As any new system just taking off, EOS has a bunch of drawbacks. This became obvious when recently a block producer failed to comply with an ECAF order to upgrade its configuration and block 27 accounts. Now ECAF is threatening it with a legal action.
The block producer (BP) that let this goof-up take place was unable to receive the updated blacklist. The ECAF took this error hard, taking into account the fact that BPs receive a healthy profit for providing the network security– around $10,000 in EOS equivalent per day. As a result, one of the accounts lost over 3,500 EOS coins.
Tuesday the guilty BP wrote in the r/eos subreddit its apologies regarding the trouble it had caused that made the loss of 3,570 EOS tokens possible and said that it was ready to compensate it.
It also suggested the other block producers together developed some sort of software that would support a platform for publishing ECAF arbitration orders. This way such errors could be avoided in the future.

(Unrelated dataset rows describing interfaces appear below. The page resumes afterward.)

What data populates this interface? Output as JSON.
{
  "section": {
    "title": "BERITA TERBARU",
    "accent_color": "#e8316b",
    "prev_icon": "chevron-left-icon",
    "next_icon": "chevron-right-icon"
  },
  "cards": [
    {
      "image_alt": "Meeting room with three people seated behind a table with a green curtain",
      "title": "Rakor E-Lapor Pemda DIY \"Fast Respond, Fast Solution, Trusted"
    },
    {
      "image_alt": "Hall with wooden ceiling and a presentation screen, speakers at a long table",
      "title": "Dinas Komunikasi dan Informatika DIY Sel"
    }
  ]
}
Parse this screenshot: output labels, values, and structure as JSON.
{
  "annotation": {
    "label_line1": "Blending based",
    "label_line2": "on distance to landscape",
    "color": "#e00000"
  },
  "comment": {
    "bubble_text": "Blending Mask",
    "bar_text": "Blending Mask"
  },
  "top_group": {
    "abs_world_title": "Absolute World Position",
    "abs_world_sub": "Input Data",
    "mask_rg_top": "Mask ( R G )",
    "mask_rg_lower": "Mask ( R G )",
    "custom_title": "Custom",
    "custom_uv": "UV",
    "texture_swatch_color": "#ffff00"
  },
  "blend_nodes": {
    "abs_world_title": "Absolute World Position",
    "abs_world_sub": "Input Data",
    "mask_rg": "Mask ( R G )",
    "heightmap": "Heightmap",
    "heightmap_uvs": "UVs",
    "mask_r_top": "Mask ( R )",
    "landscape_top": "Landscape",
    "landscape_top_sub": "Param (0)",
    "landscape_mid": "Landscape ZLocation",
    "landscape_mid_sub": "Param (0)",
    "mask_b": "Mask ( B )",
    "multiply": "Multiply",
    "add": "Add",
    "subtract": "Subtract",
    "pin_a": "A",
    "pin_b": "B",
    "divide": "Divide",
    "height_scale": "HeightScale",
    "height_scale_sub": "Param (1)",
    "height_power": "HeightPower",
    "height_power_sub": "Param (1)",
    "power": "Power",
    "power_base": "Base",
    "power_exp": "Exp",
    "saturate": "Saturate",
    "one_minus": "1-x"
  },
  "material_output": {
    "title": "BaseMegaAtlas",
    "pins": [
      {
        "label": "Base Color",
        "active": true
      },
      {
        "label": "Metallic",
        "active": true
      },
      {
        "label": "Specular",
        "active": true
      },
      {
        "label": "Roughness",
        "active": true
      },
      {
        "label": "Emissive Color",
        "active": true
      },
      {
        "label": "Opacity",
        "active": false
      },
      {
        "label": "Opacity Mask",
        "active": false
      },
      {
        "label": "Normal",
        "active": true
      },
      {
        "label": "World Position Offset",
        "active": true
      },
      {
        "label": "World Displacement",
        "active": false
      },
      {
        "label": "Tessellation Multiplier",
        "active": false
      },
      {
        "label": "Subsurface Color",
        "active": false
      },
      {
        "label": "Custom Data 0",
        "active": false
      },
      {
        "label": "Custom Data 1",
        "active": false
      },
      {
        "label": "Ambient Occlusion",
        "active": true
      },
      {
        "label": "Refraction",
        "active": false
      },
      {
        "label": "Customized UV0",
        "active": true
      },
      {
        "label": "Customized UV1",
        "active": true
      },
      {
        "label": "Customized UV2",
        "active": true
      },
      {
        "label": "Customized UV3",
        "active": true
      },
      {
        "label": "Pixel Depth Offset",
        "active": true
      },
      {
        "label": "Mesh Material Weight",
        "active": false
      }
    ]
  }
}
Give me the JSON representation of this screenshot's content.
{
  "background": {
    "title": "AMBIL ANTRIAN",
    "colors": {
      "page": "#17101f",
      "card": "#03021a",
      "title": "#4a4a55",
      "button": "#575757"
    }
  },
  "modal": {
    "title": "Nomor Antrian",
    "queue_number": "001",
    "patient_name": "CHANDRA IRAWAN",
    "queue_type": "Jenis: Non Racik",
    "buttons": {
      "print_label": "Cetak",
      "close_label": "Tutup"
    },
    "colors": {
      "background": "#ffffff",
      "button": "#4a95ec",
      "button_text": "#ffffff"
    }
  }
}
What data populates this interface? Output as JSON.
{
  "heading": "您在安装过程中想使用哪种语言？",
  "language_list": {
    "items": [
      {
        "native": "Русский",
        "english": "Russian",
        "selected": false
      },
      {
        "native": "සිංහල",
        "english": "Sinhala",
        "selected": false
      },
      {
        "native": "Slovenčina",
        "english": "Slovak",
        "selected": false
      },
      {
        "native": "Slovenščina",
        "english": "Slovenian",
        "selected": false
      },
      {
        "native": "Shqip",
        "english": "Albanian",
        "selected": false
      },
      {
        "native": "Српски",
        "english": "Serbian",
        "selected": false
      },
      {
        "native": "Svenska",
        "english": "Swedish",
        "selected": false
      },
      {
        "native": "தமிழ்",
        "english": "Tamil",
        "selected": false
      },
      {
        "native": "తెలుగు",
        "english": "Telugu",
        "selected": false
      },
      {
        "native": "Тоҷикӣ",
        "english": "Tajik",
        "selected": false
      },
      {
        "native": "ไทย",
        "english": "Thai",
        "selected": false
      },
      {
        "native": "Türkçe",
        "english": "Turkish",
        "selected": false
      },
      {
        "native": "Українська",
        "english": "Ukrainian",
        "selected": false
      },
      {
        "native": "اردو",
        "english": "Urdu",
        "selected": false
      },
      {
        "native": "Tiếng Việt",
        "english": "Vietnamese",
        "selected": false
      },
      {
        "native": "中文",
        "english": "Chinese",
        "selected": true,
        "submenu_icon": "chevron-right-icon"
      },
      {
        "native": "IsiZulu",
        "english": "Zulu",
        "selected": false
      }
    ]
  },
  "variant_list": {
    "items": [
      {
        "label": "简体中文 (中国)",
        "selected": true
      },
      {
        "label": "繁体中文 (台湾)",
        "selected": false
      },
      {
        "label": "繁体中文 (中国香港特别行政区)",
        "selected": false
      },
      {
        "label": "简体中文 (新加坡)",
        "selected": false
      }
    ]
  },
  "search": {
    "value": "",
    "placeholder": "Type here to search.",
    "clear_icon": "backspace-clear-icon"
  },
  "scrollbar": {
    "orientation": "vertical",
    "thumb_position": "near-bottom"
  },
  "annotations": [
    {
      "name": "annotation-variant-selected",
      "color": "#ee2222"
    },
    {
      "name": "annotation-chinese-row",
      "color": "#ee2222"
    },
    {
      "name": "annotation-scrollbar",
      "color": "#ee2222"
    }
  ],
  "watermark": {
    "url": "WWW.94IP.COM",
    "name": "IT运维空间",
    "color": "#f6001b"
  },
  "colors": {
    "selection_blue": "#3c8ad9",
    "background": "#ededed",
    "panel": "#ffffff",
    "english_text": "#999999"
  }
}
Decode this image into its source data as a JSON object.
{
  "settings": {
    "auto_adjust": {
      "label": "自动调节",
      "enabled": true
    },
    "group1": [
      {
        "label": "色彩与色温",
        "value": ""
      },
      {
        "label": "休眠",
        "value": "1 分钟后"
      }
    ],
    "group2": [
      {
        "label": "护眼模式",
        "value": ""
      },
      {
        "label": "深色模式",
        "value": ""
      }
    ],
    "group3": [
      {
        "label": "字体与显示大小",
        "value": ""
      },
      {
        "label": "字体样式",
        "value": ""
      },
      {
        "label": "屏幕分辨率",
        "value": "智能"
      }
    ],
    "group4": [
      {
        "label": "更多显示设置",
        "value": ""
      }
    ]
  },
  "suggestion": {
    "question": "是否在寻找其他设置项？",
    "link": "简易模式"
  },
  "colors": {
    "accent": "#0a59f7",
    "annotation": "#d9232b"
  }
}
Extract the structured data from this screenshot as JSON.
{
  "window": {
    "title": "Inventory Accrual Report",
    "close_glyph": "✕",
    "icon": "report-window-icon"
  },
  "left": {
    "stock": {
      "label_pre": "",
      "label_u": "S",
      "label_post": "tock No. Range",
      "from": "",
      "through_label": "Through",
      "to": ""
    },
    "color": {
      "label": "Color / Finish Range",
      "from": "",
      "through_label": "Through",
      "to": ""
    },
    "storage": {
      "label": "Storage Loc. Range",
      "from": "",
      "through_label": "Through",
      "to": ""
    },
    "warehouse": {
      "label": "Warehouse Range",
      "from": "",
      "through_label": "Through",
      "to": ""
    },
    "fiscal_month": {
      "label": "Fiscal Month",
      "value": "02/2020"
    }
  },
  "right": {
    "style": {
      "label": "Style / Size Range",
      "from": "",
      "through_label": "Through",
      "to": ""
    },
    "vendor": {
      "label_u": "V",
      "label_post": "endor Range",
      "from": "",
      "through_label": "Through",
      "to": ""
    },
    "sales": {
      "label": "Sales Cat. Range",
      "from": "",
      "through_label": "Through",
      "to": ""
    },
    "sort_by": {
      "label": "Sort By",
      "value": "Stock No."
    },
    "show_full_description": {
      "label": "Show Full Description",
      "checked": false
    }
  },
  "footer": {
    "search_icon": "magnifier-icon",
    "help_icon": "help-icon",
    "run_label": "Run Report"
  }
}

The incident clearly demonstrates how centralized in reality EOS is– it is controlled by nearly two dozen companies with big EOS balances.